John Goodman answers the call for Notre Dame football
BY MARK LAZERUS email@example.com November 14, 2012 11:55PM
EAST LANSING, MI - SEPTEMBER 15: John Goodman #81 of the Notre Dame Fighting Irish catches a first quarter touchdown next to Johnny Adams #5 of the Michigan State Spartans at Spartan Stadium on September 15, 2012 in East Lansing, Michigan. (Photo by Gregory Shamus/Getty Images)
Updated: December 19, 2012 12:22PM
SOUTH BEND, Ind. — John Goodman knows what everybody expected of him when he came to Notre Dame as a hotshot recruit out of Fort Wayne, Ind., a wide receiver/quarterback hybrid with armfuls of all-area, all-state, all-Midwest and even all-America accolades in tow.
That’s because he expected the same thing.
“Everybody comes in here thinking they’re going to win the Heisman and four national championships,” Goodman said. “If you were realistic about it, it wouldn’t be so hard.”
But 18-year-old high-school stars don’t do realism. When you’ve always been the best player on the field, you don’t expect anything to be hard. You don’t expect to sit out your freshman year. You don’t expect to be a bit player for three years. And you don’t expect your senior year to be derailed by a nagging back injury.

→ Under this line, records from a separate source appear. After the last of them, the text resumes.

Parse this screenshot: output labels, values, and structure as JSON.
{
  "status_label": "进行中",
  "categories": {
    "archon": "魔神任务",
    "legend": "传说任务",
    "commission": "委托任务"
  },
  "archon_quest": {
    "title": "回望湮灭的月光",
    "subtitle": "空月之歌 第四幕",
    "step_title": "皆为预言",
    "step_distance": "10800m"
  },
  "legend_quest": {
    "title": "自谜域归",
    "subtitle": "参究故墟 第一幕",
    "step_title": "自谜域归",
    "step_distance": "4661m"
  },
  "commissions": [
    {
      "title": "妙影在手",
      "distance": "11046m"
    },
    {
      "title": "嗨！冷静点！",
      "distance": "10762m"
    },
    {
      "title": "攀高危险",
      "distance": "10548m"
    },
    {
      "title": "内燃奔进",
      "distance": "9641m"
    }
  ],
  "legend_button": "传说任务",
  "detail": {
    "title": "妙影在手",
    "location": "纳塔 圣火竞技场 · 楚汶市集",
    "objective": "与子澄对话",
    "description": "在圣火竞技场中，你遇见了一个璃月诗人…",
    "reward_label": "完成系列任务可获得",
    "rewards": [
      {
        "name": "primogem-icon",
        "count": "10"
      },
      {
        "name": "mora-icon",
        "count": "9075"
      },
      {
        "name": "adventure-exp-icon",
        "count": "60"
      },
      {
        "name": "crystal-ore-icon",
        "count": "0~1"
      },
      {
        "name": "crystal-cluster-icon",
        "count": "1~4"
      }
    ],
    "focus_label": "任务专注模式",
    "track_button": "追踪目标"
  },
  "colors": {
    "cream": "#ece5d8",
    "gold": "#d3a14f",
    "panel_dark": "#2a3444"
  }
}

No, Goodman’s career didn’t pan out the way he and everybody else thought it would. He enters the final two regular-season games of his senior season with a mere 32 catches and three touchdowns to his credit.
But he also enters those final two games with an opportunity to redeem himself a bit, a chance to reclaim some of that promise. With DaVaris Daniels sidelined until the bowl game with a broken clavicle, fate has given Goodman one last shot at the individual glory that seemed sure to elude him. And it starts this Saturday against Wake Forest — on Senior Day, no less.
Goodman had been expecting to get a few token minutes as a gesture from the coaching staff. Instead, he’s a probable starter as the Irish continue to chase an undefeated season and a national championship.
“It’s unfortunate to see anybody go down, but we’ve seen this before and we’ve seen guys step up,” Goodman said. “That’s basically the mind-set — to step into the position and take it over.”
Of course, Goodman said that exact same quote — almost to the letter — back in training camp, when the discussion was who would take over as Notre Dame’s go-to wideout with Michael Floyd in the NFL. But a groin injury limited Goodman in camp, the emergence of Daniels and T.J. Jones cost him reps, and his back injury — which peaked against Miami at Soldier Field — all but sealed his fate.
“He really hasn’t been healthy all year,” coach Brian Kelly said. “[But] when we ask him to go in there, he’s the center of some big plays.”
Indeed, his one-handed touchdown catch at Michigan State will be replayed for years. And when Daniels was hurt at Boston College, it took just four snaps for Goodman to get himself wide open and haul in an 18-yard touchdown reception, using his veteran savvy to break left while Everett Golson and the entire BC defense scrambled right. Throw in a 32-yard touchdown pass to Michael Floyd against Western Michigan as a sophomore, and Goodman’s had his share of positive memories at Notre Dame.
But Goodman long ago relinquished those lofty individual dreams, accepting his role as a backup, and as a mentor to younger players. And the memory of what the Irish are doing this year — especially considering Goodman arrived in the aftermath of the three-win 2007 debacle — more than makes up for the personal disappointments. When asked how he’ll look back on his career, Goodman pointed to something linebacker and fellow senior Manti Te’o said to the media earlier in the day: “When you’re a champion at other schools, you’re a champion. When you’re a champion at Notre Dame, you become a legend.”
“It doesn’t matter if you’re a star or not, people remember you,” Goodman added. “Just to be remembered, just to be on a special team that really brought Notre Dame back — that’s what I want to be a part of.”